**Work item**
Find every line of the listing below where "group" appears, and copy it.

**Stored data**
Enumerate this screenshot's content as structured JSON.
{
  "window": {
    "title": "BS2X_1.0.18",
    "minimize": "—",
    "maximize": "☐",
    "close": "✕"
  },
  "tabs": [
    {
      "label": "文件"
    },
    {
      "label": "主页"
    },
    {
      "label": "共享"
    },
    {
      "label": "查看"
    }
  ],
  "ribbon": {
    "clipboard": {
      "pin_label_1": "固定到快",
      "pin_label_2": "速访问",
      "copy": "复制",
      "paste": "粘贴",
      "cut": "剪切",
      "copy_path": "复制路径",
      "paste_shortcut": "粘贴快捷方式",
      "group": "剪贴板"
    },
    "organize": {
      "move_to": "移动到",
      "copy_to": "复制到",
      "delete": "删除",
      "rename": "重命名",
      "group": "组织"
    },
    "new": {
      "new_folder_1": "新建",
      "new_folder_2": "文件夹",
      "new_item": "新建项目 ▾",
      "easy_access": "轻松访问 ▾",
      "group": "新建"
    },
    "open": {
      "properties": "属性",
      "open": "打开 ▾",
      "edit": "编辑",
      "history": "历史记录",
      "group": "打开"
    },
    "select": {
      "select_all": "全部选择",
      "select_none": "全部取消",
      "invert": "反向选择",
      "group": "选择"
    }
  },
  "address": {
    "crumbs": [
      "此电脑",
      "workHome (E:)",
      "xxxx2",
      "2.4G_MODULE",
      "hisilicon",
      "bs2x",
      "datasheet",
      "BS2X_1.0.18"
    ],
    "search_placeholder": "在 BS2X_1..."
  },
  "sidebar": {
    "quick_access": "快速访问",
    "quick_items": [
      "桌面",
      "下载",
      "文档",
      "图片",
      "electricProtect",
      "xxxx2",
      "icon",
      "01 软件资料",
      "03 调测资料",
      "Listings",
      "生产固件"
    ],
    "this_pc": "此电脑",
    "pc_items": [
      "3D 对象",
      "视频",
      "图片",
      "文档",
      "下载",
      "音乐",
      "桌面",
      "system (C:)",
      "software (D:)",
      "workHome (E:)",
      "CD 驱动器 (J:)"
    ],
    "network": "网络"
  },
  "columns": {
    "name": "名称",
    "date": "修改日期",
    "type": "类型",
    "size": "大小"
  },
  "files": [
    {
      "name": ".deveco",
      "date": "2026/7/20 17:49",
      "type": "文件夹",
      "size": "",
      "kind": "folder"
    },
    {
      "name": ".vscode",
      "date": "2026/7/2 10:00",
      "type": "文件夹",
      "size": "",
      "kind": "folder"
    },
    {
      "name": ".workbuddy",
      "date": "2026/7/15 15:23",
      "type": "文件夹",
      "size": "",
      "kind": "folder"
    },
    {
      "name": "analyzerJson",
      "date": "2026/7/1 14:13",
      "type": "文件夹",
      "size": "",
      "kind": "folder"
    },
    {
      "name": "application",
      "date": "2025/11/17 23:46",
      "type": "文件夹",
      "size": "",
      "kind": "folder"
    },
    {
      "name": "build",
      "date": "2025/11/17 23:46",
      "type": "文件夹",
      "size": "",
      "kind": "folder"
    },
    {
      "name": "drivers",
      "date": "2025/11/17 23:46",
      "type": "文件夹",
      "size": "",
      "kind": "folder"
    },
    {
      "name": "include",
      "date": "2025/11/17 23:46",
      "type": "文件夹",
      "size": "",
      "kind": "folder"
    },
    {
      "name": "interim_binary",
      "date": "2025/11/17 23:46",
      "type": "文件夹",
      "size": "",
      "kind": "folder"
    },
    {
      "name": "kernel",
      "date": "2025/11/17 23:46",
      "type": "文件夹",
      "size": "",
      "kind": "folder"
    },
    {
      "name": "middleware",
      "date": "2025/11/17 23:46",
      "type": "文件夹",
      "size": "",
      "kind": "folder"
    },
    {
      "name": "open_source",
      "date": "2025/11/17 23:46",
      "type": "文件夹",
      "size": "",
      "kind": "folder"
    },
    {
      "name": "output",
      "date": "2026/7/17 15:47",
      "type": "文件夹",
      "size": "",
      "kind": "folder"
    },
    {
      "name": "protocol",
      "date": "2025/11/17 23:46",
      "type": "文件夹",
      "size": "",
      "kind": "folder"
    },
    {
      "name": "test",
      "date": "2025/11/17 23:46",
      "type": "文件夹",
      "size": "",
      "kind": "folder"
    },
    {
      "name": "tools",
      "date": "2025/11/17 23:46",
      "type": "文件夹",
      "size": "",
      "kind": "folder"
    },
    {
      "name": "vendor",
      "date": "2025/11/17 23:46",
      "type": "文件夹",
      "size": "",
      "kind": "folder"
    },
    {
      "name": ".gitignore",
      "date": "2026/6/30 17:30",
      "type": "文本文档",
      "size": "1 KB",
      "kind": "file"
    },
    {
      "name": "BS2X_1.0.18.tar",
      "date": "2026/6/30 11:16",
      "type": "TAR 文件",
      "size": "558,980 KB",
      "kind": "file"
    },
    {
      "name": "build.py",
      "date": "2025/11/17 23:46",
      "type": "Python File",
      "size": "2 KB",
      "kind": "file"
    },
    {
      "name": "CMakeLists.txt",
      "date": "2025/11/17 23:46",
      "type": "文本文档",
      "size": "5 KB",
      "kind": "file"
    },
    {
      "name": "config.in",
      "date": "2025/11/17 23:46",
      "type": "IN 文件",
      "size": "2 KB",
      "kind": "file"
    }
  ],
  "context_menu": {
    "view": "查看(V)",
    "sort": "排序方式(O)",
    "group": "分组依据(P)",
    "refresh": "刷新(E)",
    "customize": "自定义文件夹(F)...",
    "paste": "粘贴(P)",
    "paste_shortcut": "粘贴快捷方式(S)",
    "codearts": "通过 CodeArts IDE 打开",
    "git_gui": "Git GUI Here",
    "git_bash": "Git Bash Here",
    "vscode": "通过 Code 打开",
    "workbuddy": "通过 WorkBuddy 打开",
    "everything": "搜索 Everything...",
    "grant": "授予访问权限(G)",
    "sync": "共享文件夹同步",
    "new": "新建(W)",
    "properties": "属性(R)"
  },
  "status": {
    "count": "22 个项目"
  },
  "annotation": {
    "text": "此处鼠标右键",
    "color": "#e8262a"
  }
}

**Answer section**
      "group": "剪贴板"
      "group": "组织"
      "group": "新建"
      "group": "打开"
      "group": "选择"
    "group": "分组依据(P)",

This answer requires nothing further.